▽

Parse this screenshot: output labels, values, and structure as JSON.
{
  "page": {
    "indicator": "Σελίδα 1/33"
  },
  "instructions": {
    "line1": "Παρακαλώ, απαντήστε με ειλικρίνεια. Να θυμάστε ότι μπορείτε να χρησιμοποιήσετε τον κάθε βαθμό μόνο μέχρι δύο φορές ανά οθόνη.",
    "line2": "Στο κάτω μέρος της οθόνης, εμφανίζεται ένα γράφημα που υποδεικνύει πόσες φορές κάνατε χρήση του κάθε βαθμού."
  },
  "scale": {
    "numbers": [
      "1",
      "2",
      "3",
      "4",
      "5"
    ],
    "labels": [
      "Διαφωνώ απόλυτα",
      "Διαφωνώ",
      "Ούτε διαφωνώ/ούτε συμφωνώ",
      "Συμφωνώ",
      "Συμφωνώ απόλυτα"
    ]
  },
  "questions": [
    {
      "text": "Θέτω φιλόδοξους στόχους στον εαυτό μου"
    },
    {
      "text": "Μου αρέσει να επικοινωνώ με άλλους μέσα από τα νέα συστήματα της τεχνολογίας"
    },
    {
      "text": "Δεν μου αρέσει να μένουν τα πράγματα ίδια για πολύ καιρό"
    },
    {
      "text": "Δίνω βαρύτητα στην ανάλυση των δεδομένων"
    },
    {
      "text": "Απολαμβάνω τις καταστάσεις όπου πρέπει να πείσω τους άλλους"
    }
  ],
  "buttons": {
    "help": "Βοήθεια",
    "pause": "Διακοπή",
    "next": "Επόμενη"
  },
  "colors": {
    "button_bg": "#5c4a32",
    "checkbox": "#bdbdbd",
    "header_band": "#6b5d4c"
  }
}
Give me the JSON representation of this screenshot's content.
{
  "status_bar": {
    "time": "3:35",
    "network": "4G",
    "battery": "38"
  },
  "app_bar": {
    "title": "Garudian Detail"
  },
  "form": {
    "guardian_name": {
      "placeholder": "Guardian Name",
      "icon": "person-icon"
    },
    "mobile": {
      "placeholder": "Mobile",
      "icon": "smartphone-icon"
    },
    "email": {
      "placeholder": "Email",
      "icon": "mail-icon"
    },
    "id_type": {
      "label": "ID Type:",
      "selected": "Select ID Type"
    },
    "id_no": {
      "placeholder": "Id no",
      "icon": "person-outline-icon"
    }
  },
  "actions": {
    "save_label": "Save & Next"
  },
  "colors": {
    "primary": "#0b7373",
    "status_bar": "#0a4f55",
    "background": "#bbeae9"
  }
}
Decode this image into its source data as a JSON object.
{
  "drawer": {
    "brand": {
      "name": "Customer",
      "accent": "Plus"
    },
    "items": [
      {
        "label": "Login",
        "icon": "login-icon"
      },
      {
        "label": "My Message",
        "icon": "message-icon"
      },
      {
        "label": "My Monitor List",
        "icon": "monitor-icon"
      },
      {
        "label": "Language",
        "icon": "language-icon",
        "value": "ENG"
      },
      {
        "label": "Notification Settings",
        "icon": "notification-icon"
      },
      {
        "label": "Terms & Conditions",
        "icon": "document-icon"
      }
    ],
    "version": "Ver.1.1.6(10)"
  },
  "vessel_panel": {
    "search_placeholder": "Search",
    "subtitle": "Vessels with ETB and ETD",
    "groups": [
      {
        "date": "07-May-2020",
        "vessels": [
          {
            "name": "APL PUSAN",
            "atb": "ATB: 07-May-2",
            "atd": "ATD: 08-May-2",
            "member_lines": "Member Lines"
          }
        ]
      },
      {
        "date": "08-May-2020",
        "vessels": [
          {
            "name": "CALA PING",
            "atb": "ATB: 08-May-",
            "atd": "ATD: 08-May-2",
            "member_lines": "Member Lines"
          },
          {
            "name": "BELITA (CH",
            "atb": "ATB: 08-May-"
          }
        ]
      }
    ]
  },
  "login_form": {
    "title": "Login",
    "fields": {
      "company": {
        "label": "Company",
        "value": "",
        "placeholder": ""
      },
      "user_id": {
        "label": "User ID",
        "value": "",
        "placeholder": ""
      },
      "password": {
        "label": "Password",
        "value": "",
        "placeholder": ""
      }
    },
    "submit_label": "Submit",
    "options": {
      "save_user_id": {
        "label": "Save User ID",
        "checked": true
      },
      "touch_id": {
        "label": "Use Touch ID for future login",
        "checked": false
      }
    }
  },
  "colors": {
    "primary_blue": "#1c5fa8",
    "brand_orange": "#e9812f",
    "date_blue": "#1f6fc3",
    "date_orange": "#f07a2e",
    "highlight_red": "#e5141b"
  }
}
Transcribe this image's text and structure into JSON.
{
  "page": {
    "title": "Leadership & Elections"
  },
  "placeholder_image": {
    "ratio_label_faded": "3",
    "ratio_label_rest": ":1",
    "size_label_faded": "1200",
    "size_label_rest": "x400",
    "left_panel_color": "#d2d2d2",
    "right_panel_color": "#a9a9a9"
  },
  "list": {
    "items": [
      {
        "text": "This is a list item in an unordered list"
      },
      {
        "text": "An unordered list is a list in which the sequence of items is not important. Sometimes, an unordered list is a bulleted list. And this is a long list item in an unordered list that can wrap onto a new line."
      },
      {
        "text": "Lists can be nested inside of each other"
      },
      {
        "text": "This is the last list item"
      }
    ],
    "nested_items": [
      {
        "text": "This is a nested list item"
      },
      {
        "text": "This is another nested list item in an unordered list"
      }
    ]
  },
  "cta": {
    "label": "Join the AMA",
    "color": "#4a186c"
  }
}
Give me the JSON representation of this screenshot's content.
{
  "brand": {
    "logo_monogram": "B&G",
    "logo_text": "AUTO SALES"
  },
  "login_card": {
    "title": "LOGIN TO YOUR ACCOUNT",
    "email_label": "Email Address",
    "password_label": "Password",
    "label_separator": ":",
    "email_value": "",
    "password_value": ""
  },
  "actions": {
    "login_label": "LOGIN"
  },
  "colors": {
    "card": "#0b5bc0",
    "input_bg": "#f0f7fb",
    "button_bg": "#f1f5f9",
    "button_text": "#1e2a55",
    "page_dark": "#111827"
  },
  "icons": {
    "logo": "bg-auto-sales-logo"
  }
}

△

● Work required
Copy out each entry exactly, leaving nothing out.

● Written answer
Parse this screenshot: output labels, values, and structure as JSON.
{
  "page": {
    "indicator": "Σελίδα 1/33"
  },
  "instructions": {
    "line1": "Παρακαλώ, απαντήστε με ειλικρίνεια. Να θυμάστε ότι μπορείτε να χρησιμοποιήσετε τον κάθε βαθμό μόνο μέχρι δύο φορές ανά οθόνη.",
    "line2": "Στο κάτω μέρος της οθόνης, εμφανίζεται ένα γράφημα που υποδεικνύει πόσες φορές κάνατε χρήση του κάθε βαθμού."
  },
  "scale": {
    "numbers": [
      "1",
      "2",
      "3",
      "4",
      "5"
    ],
    "labels": [
      "Διαφωνώ απόλυτα",
      "Διαφωνώ",
      "Ούτε διαφωνώ/ούτε συμφωνώ",
      "Συμφωνώ",
      "Συμφωνώ απόλυτα"
    ]
  },
  "questions": [
    {
      "text": "Θέτω φιλόδοξους στόχους στον εαυτό μου"
    },
    {
      "text": "Μου αρέσει να επικοινωνώ με άλλους μέσα από τα νέα συστήματα της τεχνολογίας"
    },
    {
      "text": "Δεν μου αρέσει να μένουν τα πράγματα ίδια για πολύ καιρό"
    },
    {
      "text": "Δίνω βαρύτητα στην ανάλυση των δεδομένων"
    },
    {
      "text": "Απολαμβάνω τις καταστάσεις όπου πρέπει να πείσω τους άλλους"
    }
  ],
  "buttons": {
    "help": "Βοήθεια",
    "pause": "Διακοπή",
    "next": "Επόμενη"
  },
  "colors": {
    "button_bg": "#5c4a32",
    "checkbox": "#bdbdbd",
    "header_band": "#6b5d4c"
  }
}
Give me the JSON representation of this screenshot's content.
{
  "status_bar": {
    "time": "3:35",
    "network": "4G",
    "battery": "38"
  },
  "app_bar": {
    "title": "Garudian Detail"
  },
  "form": {
    "guardian_name": {
      "placeholder": "Guardian Name",
      "icon": "person-icon"
    },
    "mobile": {
      "placeholder": "Mobile",
      "icon": "smartphone-icon"
    },
    "email": {
      "placeholder": "Email",
      "icon": "mail-icon"
    },
    "id_type": {
      "label": "ID Type:",
      "selected": "Select ID Type"
    },
    "id_no": {
      "placeholder": "Id no",
      "icon": "person-outline-icon"
    }
  },
  "actions": {
    "save_label": "Save & Next"
  },
  "colors": {
    "primary": "#0b7373",
    "status_bar": "#0a4f55",
    "background": "#bbeae9"
  }
}
Decode this image into its source data as a JSON object.
{
  "drawer": {
    "brand": {
      "name": "Customer",
      "accent": "Plus"
    },
    "items": [
      {
        "label": "Login",
        "icon": "login-icon"
      },
      {
        "label": "My Message",
        "icon": "message-icon"
      },
      {
        "label": "My Monitor List",
        "icon": "monitor-icon"
      },
      {
        "label": "Language",
        "icon": "language-icon",
        "value": "ENG"
      },
      {
        "label": "Notification Settings",
        "icon": "notification-icon"
      },
      {
        "label": "Terms & Conditions",
        "icon": "document-icon"
      }
    ],
    "version": "Ver.1.1.6(10)"
  },
  "vessel_panel": {
    "search_placeholder": "Search",
    "subtitle": "Vessels with ETB and ETD",
    "groups": [
      {
        "date": "07-May-2020",
        "vessels": [
          {
            "name": "APL PUSAN",
            "atb": "ATB: 07-May-2",
            "atd": "ATD: 08-May-2",
            "member_lines": "Member Lines"
          }
        ]
      },
      {
        "date": "08-May-2020",
        "vessels": [
          {
            "name": "CALA PING",
            "atb": "ATB: 08-May-",
            "atd": "ATD: 08-May-2",
            "member_lines": "Member Lines"
          },
          {
            "name": "BELITA (CH",
            "atb": "ATB: 08-May-"
          }
        ]
      }
    ]
  },
  "login_form": {
    "title": "Login",
    "fields": {
      "company": {
        "label": "Company",
        "value": "",
        "placeholder": ""
      },
      "user_id": {
        "label": "User ID",
        "value": "",
        "placeholder": ""
      },
      "password": {
        "label": "Password",
        "value": "",
        "placeholder": ""
      }
    },
    "submit_label": "Submit",
    "options": {
      "save_user_id": {
        "label": "Save User ID",
        "checked": true
      },
      "touch_id": {
        "label": "Use Touch ID for future login",
        "checked": false
      }
    }
  },
  "colors": {
    "primary_blue": "#1c5fa8",
    "brand_orange": "#e9812f",
    "date_blue": "#1f6fc3",
    "date_orange": "#f07a2e",
    "highlight_red": "#e5141b"
  }
}
Transcribe this image's text and structure into JSON.
{
  "page": {
    "title": "Leadership & Elections"
  },
  "placeholder_image": {
    "ratio_label_faded": "3",
    "ratio_label_rest": ":1",
    "size_label_faded": "1200",
    "size_label_rest": "x400",
    "left_panel_color": "#d2d2d2",
    "right_panel_color": "#a9a9a9"
  },
  "list": {
    "items": [
      {
        "text": "This is a list item in an unordered list"
      },
      {
        "text": "An unordered list is a list in which the sequence of items is not important. Sometimes, an unordered list is a bulleted list. And this is a long list item in an unordered list that can wrap onto a new line."
      },
      {
        "text": "Lists can be nested inside of each other"
      },
      {
        "text": "This is the last list item"
      }
    ],
    "nested_items": [
      {
        "text": "This is a nested list item"
      },
      {
        "text": "This is another nested list item in an unordered list"
      }
    ]
  },
  "cta": {
    "label": "Join the AMA",
    "color": "#4a186c"
  }
}
Give me the JSON representation of this screenshot's content.
{
  "brand": {
    "logo_monogram": "B&G",
    "logo_text": "AUTO SALES"
  },
  "login_card": {
    "title": "LOGIN TO YOUR ACCOUNT",
    "email_label": "Email Address",
    "password_label": "Password",
    "label_separator": ":",
    "email_value": "",
    "password_value": ""
  },
  "actions": {
    "login_label": "LOGIN"
  },
  "colors": {
    "card": "#0b5bc0",
    "input_bg": "#f0f7fb",
    "button_bg": "#f1f5f9",
    "button_text": "#1e2a55",
    "page_dark": "#111827"
  },
  "icons": {
    "logo": "bg-auto-sales-logo"
  }
}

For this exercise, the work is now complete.